Patrick Coleman and Karan Singh

Nonlinear projection: how Ryan might see the world

One of the major themes in Ryan is that people see the world in unique ways, dependent on their attitudes and life experiences. The character Ryan, having been through drug addiction and alcoholism, offers the chance to explore how different states of mind affect our perception of the space around us. Computer animation software is built upon the rules of linear perspective, but it was necessary to break these rules in subtle ways to express how the characters of Ryan see their world. A nonlinear projection system was developed that allows animators to create multiple points of view and combine them in various ways to achieve a desired affect.

RYAN: Rendering Your Animation Nonlinearly projected. NPAR 2004.

Cords: tying up the animators

In Ryan, the two main characters suffer assaults upon themselves by metaphorical extensions of their own minds. Represented as colorful hairs growing from the character's heads, the shots called for animator control of string-like primitives. Typically, hair and other passive rope-like objects are animated with physical simulations, but this approach is difficult to control when the animtated objects are a primary source of motion. Cords address this problem by allowing animators to keyframe animate curves that are restricted to behave like string or wire, with intuitive control properties such as stiffness and elasticity. in addition, cords are procedurally generated such that they appear to wrap around scene geometry. In Ryan, cords were used in conjunction with procedural brush strokes generated with maya's paint effects system to animate the hair as it ties up the main characters.

Cords: Keyframe Control of Curves with Physical Properties. SIGGRAPH 2004 Sketches.

More Information About Ryan:

Press and Web

National Film Board of Canada
Seneca College
AWN Article
The G
lobe and Mail Article
Alias Article
Computer Graphics World

Karan Singh featured in The Times of India

Screenings and Awards

Academy Award.

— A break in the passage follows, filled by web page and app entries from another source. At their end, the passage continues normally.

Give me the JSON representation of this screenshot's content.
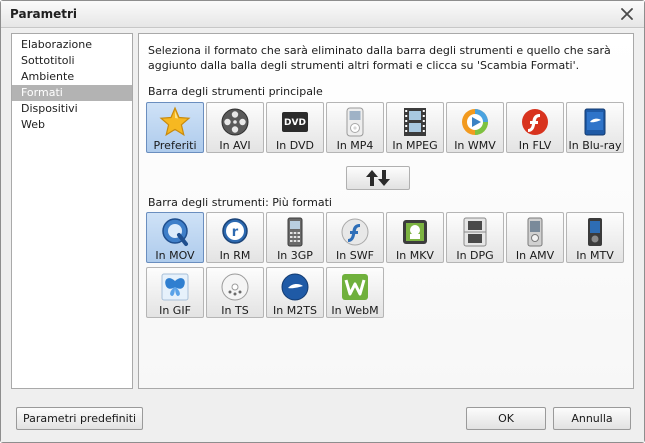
{
  "window": {
    "title": "Parametri"
  },
  "nav": {
    "items": [
      {
        "label": "Elaborazione"
      },
      {
        "label": "Sottotitoli"
      },
      {
        "label": "Ambiente"
      },
      {
        "label": "Formati",
        "selected": true
      },
      {
        "label": "Dispositivi"
      },
      {
        "label": "Web"
      }
    ]
  },
  "panel": {
    "description": "Seleziona il formato che sarà eliminato dalla barra degli strumenti e quello che sarà aggiunto dalla balla degli strumenti altri formati e clicca su 'Scambia Formati'.",
    "main_toolbar_label": "Barra degli strumenti principale",
    "more_formats_label": "Barra degli strumenti: Più formati",
    "main_formats": [
      {
        "label": "Preferiti",
        "icon": "star-icon",
        "selected": true
      },
      {
        "label": "In AVI",
        "icon": "film-reel-icon"
      },
      {
        "label": "In DVD",
        "icon": "dvd-icon"
      },
      {
        "label": "In MP4",
        "icon": "ipod-icon"
      },
      {
        "label": "In MPEG",
        "icon": "film-strip-icon"
      },
      {
        "label": "In WMV",
        "icon": "wmv-play-icon"
      },
      {
        "label": "In FLV",
        "icon": "flash-icon"
      },
      {
        "label": "In Blu-ray",
        "icon": "bluray-icon"
      }
    ],
    "more_formats": [
      {
        "label": "In MOV",
        "icon": "quicktime-icon",
        "selected": true
      },
      {
        "label": "In RM",
        "icon": "realmedia-icon"
      },
      {
        "label": "In 3GP",
        "icon": "mobile-phone-icon"
      },
      {
        "label": "In SWF",
        "icon": "swf-icon"
      },
      {
        "label": "In MKV",
        "icon": "mkv-icon"
      },
      {
        "label": "In DPG",
        "icon": "nintendo-ds-icon"
      },
      {
        "label": "In AMV",
        "icon": "amv-player-icon"
      },
      {
        "label": "In MTV",
        "icon": "mtv-player-icon"
      },
      {
        "label": "In GIF",
        "icon": "butterfly-icon"
      },
      {
        "label": "In TS",
        "icon": "ts-disc-icon"
      },
      {
        "label": "In M2TS",
        "icon": "m2ts-bluray-icon"
      },
      {
        "label": "In WebM",
        "icon": "webm-icon"
      }
    ]
  },
  "footer": {
    "defaults_label": "Parametri predefiniti",
    "ok_label": "OK",
    "cancel_label": "Annulla"
  },
  "colors": {
    "selected_nav": "#b3b3b3",
    "selected_button": "#aecbec",
    "border": "#a9a9a9"
  }
}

Best Animated Short Film of 2004.
SIGGRAPH 2004 Electronic Theater, Jury Prize and Finale
Annecy International Animated Film Festival 2004, Jury Award
International Critic's Week, Cannes 2004, Kodak Discovery Award, Young Critic's Prize, Canal + Prize for Best Short Film
2004 Toronto International Short Film Festival, Sun Life Financial Award for Best Canadian Short
Prix Ars Electronica 2004, Golden Nica
2004 Toronto Internation FIlm Festival
Telluride FIlm Festival
Ottawa International Animation Festival
Montreal Festival of New CInema, Opening Film

Technical Presentations

Cords: Keyframe Control of Curves with Physical Properties
Patrick Coleman. SIGGRAPH 2004. Los Angeles, CA. August 11, 2004.
Patrick Coleman. University of Toronto. Toronto, ON. June 25, 2004.

RYAN: Rendering Your Animation Nonlinearly projected
Patrick Coleman. NPAR 2004. Annecy, France. June 8th, 2004.
Patrick Coleman. University of Toronto. Toronto, ON. May 28, 2004.

Psychorealism: Artist Driven Interactive Graphics
Karan Singh. Gobelins Design School. Paris, France. May 2004.
Karan Singh. INRIA. Grenoble, France. May 2004.
Karan Singh. Beijing Film Academy. Beijing, China. April, 2004.
Karan Singh. Microsoft Research Asia. Beijing, China. April, 2004.
Karan Singh. University of Texas. Austin, Texas. March 2004.

A Warped Perspective on Computer Imagery: Phychorealism and More
Patrick Coleman. The Ohio State University. Columbus, Ohio. February 9, 2004.

Nonlinear Projection for Computer Graphics and Animation
Patrick Coleman. Montreal, Queens, Toronto, Waterloo, York Research Meeting. Toronto, ON. November 15, 2003

Cameras and Psychorealism: A Twisted Perspective
Karan Singh. Carnegie Mellon University. Pittburgh, PA. November, 2003.

Also keep an eye out for talks by director Chris Landreth at various conferences and festivals, including NPAR 2004, the 2004 Annecy International Animated Film Festival, and SIGGRAPH 2004.

patrick coleman dynamic graphics project university of toronto

patrick at dgp dot toronto dot edu